Release, 14th April 2000
9 Action Alert (June 2000) STOP DUMPING GE FOOD!
Research Foundation for Science, Technology and Ecology, India
10. 5/9/00 BURUNDI: "GENETICALLY-MODIFIED" US FOOD AID
SUSPECT. Text of report by Burundi news agency Net Press on 5th September
Source: Net Press news agency, Bujumbura, in French 1834 gmt 05 Sep 00.BBC
Worldwide Monitoring/ (c) BBC 2000.
11 "Humanitarian" GM corn: U.S. Withdraws
Genetically Engineered Corn - Animal Feed Donation After Bosnia's Hesitation
SARAJEVO, Jan 30, 2001 -- Agence France Presse
12 EFE News
Service May 18, 2001 ECUADOR-FOOD ECUADOR HALTS ROGRAM DUE TO GENETICALLY
13 CHILDREN PROTEST IN FRONT OF THE OFFICES OF THE WORLD FOOD
PROGRAM 7 May 2001 Info & Photos from Red por una America Latina Libre de
Transgenicos Casilla 17-15-246-C Quito - Ecuador
14 Let Them Eat Scrambled DNA: Genetically Altered
Crops Included In Bolivian Food Relief 22 Sept 2001 Earth Island Journal
TRANSGENICS FOUND IN PROGRAMS OF FOOD AID IN THREE COUNTRIES IN THE ANDEAN
REGION 05 May 2001 Red por una America Latina Libre de Transgenicos
16 U.N. SLAMMED FOR DISTRIBUTING GM CORN IN
GUATEMALA Source: Reuters
Environmentalists Accuse World Food Program and USAID of Distributing
Genetically-Modified Foods SOURCE: NicaNet,
http://www.nicanet.org/hotline.php#topic1DATE: May 27, 2002
18 Dignity in
hunger, The Post, Zambia, Editorial, July 30, 2002
19 British Medical Association report:
The Impact of Genetic Modification on Agriculture, Food and Health 1999 ISBN
07279 1431 6
20 Biotechnology will bypass the hungry. Devinder Sharma.
28 June 2002
21 Why poor nations would lose in a
biotech war on hunger. Marilyn Berlin Snell interviews Tewolde Egziabher. Sierra
Magazine, July/August www.sierraclub.org/biotech
22 Selling Suicide: farming,
false promises and genetic engineering in developing countries. Christian
23 AstraZeneca and its genetic research: Feeding the world or fuelling
hunger? ActionAid 1999 ISBN 1 872502 59 8
24 Steve Smith, SCIMAC and Novartis
(now SYNGENTA), Tittleshall Village Hall public meeting on proposed local GM
farm scale trial, 29th March 2000
25 Robbing Coffee's Cradle....

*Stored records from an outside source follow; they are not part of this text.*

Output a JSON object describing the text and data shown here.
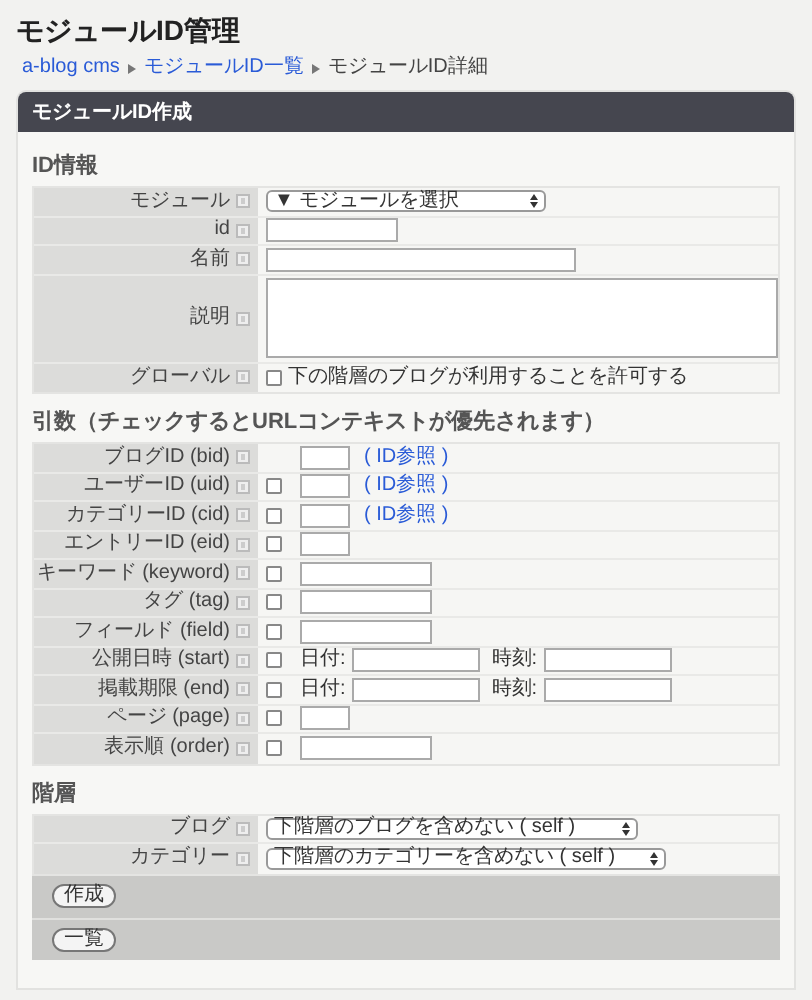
{
  "page_title": "モジュールID管理",
  "breadcrumb": [
    {
      "label": "a-blog cms",
      "link": true
    },
    {
      "label": "モジュールID一覧",
      "link": true
    },
    {
      "label": "モジュールID詳細",
      "link": false
    }
  ],
  "panel_title": "モジュールID作成",
  "sections": [
    {
      "heading": "ID情報",
      "option_column": false,
      "rows": [
        {
          "label": "モジュール",
          "kind": "select",
          "value": "▼ モジュールを選択"
        },
        {
          "label": "id",
          "kind": "text-medium"
        },
        {
          "label": "名前",
          "kind": "text-long"
        },
        {
          "label": "説明",
          "kind": "textarea"
        },
        {
          "label": "グローバル",
          "kind": "checkbox",
          "checked": false,
          "text": "下の階層のブログが利用することを許可する"
        }
      ]
    },
    {
      "heading": "引数（チェックするとURLコンテキストが優先されます）",
      "option_column": true,
      "rows": [
        {
          "label": "ブログID (bid)",
          "kind": "text-short",
          "link": "( ID参照 )"
        },
        {
          "label": "ユーザーID (uid)",
          "kind": "text-short",
          "checked": false,
          "link": "( ID参照 )"
        },
        {
          "label": "カテゴリーID (cid)",
          "kind": "text-short",
          "checked": false,
          "link": "( ID参照 )"
        },
        {
          "label": "エントリーID (eid)",
          "kind": "text-short",
          "checked": false
        },
        {
          "label": "キーワード (keyword)",
          "kind": "text-medium",
          "checked": false
        },
        {
          "label": "タグ (tag)",
          "kind": "text-medium",
          "checked": false
        },
        {
          "label": "フィールド (field)",
          "kind": "text-medium",
          "checked": false
        },
        {
          "label": "公開日時 (start)",
          "kind": "datetime",
          "checked": false,
          "date_label": "日付:",
          "time_label": "時刻:"
        },
        {
          "label": "掲載期限 (end)",
          "kind": "datetime",
          "checked": false,
          "date_label": "日付:",
          "time_label": "時刻:"
        },
        {
          "label": "ページ (page)",
          "kind": "text-short",
          "checked": false
        },
        {
          "label": "表示順 (order)",
          "kind": "text-medium",
          "checked": false
        }
      ]
    },
    {
      "heading": "階層",
      "option_column": false,
      "rows": [
        {
          "label": "ブログ",
          "kind": "select",
          "value": "下階層のブログを含めない ( self )"
        },
        {
          "label": "カテゴリー",
          "kind": "select",
          "value": "下階層のカテゴリーを含めない ( self )"
        }
      ]
    }
  ],
  "buttons": [
    {
      "label": "作成"
    },
    {
      "label": "一覧"
    }
  ]
}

26 Prajateerpu: A Citizens' Jury/Scenario Workshop on Food and
Farming Futures for Andhra Pradesh, India. IIED 2002 ISBN 1 84369 191 4
Cremation Monsanto continues in Karnataka 05/01/02
28 Friday January 26, 8:57 am Eastern
Time http://biz.yahoo.com/rf/010126/n26491024.html Brazilian farmers storm
Monsanto, uproot plants
29 PRESS STATEMENT August 30, 2001 WE DARED TO STRIKE
THE FIERCIEST BLOW AGAINST MONSANTO by Greg Alvarez, Secretary General, KMP- Far